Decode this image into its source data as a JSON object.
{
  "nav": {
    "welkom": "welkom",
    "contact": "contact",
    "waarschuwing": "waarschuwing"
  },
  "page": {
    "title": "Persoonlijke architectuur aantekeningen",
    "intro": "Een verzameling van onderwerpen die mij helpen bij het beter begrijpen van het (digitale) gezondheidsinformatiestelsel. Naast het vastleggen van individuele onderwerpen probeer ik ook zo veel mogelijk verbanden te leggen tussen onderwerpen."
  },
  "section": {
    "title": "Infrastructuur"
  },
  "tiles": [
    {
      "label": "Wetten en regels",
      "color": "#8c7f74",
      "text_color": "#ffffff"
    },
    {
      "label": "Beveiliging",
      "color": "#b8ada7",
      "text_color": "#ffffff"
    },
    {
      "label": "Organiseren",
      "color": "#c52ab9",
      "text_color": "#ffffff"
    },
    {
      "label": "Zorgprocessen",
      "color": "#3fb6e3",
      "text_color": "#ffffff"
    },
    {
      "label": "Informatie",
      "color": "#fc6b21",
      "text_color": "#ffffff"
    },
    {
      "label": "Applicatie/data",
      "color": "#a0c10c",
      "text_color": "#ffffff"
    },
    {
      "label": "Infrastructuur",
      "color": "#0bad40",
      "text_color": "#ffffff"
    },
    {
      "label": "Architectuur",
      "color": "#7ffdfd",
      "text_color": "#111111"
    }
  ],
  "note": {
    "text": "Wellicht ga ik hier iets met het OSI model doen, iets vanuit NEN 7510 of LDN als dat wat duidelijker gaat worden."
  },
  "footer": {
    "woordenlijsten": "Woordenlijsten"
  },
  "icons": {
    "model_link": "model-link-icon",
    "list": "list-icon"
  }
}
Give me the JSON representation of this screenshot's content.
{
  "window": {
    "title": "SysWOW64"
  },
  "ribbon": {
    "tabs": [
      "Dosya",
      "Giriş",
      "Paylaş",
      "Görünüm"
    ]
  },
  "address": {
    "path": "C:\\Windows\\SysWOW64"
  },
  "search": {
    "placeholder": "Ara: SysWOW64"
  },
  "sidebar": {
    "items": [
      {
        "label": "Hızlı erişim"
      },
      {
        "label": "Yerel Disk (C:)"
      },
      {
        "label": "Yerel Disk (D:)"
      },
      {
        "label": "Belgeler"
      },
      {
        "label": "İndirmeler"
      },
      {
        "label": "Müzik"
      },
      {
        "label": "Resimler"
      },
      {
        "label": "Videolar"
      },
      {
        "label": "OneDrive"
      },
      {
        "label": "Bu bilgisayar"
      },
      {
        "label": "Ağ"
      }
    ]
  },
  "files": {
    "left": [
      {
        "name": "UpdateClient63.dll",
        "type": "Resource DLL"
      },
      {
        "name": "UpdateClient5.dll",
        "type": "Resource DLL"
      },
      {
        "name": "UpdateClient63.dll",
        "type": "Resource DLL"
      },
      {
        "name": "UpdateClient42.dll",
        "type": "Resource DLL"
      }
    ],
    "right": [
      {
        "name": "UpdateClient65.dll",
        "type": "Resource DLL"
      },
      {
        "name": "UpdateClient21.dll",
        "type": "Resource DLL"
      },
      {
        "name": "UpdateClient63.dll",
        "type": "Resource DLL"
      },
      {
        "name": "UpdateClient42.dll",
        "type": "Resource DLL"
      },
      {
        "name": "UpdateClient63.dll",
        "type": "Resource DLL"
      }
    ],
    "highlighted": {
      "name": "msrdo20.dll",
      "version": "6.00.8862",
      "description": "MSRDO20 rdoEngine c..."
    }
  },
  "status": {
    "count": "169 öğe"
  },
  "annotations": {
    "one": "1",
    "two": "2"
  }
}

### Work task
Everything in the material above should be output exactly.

### Output below
Decode this image into its source data as a JSON object.
{
  "nav": {
    "welkom": "welkom",
    "contact": "contact",
    "waarschuwing": "waarschuwing"
  },
  "page": {
    "title": "Persoonlijke architectuur aantekeningen",
    "intro": "Een verzameling van onderwerpen die mij helpen bij het beter begrijpen van het (digitale) gezondheidsinformatiestelsel. Naast het vastleggen van individuele onderwerpen probeer ik ook zo veel mogelijk verbanden te leggen tussen onderwerpen."
  },
  "section": {
    "title": "Infrastructuur"
  },
  "tiles": [
    {
      "label": "Wetten en regels",
      "color": "#8c7f74",
      "text_color": "#ffffff"
    },
    {
      "label": "Beveiliging",
      "color": "#b8ada7",
      "text_color": "#ffffff"
    },
    {
      "label": "Organiseren",
      "color": "#c52ab9",
      "text_color": "#ffffff"
    },
    {
      "label": "Zorgprocessen",
      "color": "#3fb6e3",
      "text_color": "#ffffff"
    },
    {
      "label": "Informatie",
      "color": "#fc6b21",
      "text_color": "#ffffff"
    },
    {
      "label": "Applicatie/data",
      "color": "#a0c10c",
      "text_color": "#ffffff"
    },
    {
      "label": "Infrastructuur",
      "color": "#0bad40",
      "text_color": "#ffffff"
    },
    {
      "label": "Architectuur",
      "color": "#7ffdfd",
      "text_color": "#111111"
    }
  ],
  "note": {
    "text": "Wellicht ga ik hier iets met het OSI model doen, iets vanuit NEN 7510 of LDN als dat wat duidelijker gaat worden."
  },
  "footer": {
    "woordenlijsten": "Woordenlijsten"
  },
  "icons": {
    "model_link": "model-link-icon",
    "list": "list-icon"
  }
}
Give me the JSON representation of this screenshot's content.
{
  "window": {
    "title": "SysWOW64"
  },
  "ribbon": {
    "tabs": [
      "Dosya",
      "Giriş",
      "Paylaş",
      "Görünüm"
    ]
  },
  "address": {
    "path": "C:\\Windows\\SysWOW64"
  },
  "search": {
    "placeholder": "Ara: SysWOW64"
  },
  "sidebar": {
    "items": [
      {
        "label": "Hızlı erişim"
      },
      {
        "label": "Yerel Disk (C:)"
      },
      {
        "label": "Yerel Disk (D:)"
      },
      {
        "label": "Belgeler"
      },
      {
        "label": "İndirmeler"
      },
      {
        "label": "Müzik"
      },
      {
        "label": "Resimler"
      },
      {
        "label": "Videolar"
      },
      {
        "label": "OneDrive"
      },
      {
        "label": "Bu bilgisayar"
      },
      {
        "label": "Ağ"
      }
    ]
  },
  "files": {
    "left": [
      {
        "name": "UpdateClient63.dll",
        "type": "Resource DLL"
      },
      {
        "name": "UpdateClient5.dll",
        "type": "Resource DLL"
      },
      {
        "name": "UpdateClient63.dll",
        "type": "Resource DLL"
      },
      {
        "name": "UpdateClient42.dll",
        "type": "Resource DLL"
      }
    ],
    "right": [
      {
        "name": "UpdateClient65.dll",
        "type": "Resource DLL"
      },
      {
        "name": "UpdateClient21.dll",
        "type": "Resource DLL"
      },
      {
        "name": "UpdateClient63.dll",
        "type": "Resource DLL"
      },
      {
        "name": "UpdateClient42.dll",
        "type": "Resource DLL"
      },
      {
        "name": "UpdateClient63.dll",
        "type": "Resource DLL"
      }
    ],
    "highlighted": {
      "name": "msrdo20.dll",
      "version": "6.00.8862",
      "description": "MSRDO20 rdoEngine c..."
    }
  },
  "status": {
    "count": "169 öğe"
  },
  "annotations": {
    "one": "1",
    "two": "2"
  }
}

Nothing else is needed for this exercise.